The contrast between the lifestyle of the rich young man and the disciples is stark. The contrast between how this gospel reading seems to address our consumer-driven, pleasure-seeking society is also stark. Jesus was not a kill-joy, but he did know what really led to joy, and it brings us back, it seems, to freedom. We do have freedom to choose what we do at so many levels of our lives.
I was left reflecting on the connection between absence, which is what Job experienced, and the one thing that the rich young man lacked, and which held him captive; the thing that seems to relate to freedom. Absence and freedom. One signifies nothingness, the other signifies possibilities. Both are kind of liminal experiences where we wait to see what will emerge. Our faith tells us to hold on through the fear that absence brings because our faith tells us it will not last. Freedom also depends on our faith telling us that it is all right to let go, to let go of our fear and insecurity, our baggage, because only then will we discover freedom. If we are to nurture that kind of faith, we need each other. We need to know that there are others around who will support us when we feel wobbly and who we may, in turn, encourage with our caring. It is not about being a community where everything is strong, but, much more realistically, where we share our vulnerable humanity and weep and laugh together, talk, pray, keep silent and sing together.
I have to tell you I found it quite hard choosing hymns to sing today because my thoughts were wandering down rather complicated and shadowy paths at times, as you have no doubt realised.
There is one hymn I thought of rather too late, since I didn’t know that you would know it, but I want to read you the words now. It comes from the New Zealand Book “Alleluia Aotearoa”. The words are written by Colin Gibson, who was, until not so long ago, a professor of English at Otago University, a Methodist, an organist and musician.
Where the road runs out and the signposts end
Where we come to the end of today,
Be the God of Abraham for us,
Send us out upon our way.
Lord you were our beginning
The faith that gave us birth.
We look to you our ending,
Our hope for heaven and earth.
When the coast is left and we journey on
To the rim of the sky and the sea
Be the sailor’s friend, be the dolphin Christ,

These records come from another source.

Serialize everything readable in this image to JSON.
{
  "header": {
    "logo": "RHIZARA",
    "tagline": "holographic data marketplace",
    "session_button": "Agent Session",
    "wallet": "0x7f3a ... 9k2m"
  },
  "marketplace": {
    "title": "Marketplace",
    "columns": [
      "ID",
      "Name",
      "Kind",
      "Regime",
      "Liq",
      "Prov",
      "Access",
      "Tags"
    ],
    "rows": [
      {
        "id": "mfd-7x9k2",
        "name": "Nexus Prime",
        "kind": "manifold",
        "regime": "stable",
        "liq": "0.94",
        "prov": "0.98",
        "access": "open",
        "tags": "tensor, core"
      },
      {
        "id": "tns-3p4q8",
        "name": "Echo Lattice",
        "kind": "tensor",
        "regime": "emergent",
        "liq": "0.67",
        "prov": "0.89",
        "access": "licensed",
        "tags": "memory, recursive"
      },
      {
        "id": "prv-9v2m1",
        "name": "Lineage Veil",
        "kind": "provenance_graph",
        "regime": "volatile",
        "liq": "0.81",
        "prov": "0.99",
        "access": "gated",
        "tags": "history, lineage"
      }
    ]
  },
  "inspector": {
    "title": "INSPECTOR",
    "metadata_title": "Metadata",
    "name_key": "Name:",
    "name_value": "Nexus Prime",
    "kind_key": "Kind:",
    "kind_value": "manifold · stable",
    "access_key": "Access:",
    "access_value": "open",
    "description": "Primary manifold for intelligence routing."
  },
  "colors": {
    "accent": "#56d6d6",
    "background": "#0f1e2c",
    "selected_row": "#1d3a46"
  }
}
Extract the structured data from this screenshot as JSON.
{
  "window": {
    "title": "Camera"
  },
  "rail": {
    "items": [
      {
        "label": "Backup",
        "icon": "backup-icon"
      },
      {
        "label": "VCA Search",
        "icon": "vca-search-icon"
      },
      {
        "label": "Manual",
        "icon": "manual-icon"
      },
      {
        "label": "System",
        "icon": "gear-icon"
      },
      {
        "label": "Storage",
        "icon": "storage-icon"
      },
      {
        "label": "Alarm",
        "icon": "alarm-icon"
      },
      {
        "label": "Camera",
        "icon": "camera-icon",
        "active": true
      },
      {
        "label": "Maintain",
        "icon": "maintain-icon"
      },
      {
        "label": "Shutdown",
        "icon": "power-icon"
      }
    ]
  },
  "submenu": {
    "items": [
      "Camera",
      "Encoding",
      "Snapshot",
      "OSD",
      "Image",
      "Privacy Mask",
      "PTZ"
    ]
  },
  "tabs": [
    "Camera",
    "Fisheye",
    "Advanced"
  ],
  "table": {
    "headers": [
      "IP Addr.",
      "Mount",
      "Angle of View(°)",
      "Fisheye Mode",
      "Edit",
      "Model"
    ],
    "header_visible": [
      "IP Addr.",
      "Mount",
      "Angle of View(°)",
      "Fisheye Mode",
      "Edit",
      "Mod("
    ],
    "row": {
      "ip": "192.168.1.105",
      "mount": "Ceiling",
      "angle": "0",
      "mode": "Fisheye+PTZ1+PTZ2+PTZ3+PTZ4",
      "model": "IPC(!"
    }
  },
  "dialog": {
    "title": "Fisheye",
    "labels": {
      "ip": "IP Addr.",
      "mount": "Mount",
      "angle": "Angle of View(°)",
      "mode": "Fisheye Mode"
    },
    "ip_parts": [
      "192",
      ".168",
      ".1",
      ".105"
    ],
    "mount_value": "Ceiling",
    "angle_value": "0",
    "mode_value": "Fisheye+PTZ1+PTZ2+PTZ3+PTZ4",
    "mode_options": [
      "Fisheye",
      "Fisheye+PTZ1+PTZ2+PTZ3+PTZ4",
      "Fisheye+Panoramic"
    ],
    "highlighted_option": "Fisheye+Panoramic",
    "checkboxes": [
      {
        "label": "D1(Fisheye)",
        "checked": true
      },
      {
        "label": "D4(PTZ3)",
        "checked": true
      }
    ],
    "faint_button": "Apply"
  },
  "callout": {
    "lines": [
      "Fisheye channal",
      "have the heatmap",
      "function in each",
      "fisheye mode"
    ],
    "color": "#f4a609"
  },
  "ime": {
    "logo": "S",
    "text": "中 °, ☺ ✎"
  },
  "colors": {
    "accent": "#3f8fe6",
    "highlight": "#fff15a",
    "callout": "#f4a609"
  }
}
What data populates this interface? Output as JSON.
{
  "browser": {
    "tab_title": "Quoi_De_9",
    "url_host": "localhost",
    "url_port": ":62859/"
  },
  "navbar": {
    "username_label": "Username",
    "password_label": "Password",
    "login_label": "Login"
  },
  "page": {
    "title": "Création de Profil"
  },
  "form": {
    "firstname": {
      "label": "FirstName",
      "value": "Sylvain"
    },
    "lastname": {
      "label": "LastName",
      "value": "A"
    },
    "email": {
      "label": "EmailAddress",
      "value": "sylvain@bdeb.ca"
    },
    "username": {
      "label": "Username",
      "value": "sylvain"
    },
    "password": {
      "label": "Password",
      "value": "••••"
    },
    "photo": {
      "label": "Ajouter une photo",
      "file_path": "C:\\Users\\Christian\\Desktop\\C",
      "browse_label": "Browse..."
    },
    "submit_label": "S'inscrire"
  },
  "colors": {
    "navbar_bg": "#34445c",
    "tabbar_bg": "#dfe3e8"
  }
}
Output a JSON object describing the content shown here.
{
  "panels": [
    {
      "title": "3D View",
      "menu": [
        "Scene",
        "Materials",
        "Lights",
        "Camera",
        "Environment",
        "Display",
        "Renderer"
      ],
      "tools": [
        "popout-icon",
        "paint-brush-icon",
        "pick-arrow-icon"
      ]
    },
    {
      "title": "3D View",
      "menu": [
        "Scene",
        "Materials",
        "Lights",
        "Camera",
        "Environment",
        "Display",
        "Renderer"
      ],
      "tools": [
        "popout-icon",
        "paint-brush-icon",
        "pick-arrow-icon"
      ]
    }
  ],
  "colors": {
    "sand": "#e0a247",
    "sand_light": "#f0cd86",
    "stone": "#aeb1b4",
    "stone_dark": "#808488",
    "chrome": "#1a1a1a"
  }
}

Lead us on to eternity.

When the clouds are low and the wind is strong
When tomorrow’s storm draws near,
Be the spirit bird hovering overhead
Who will take away our fear.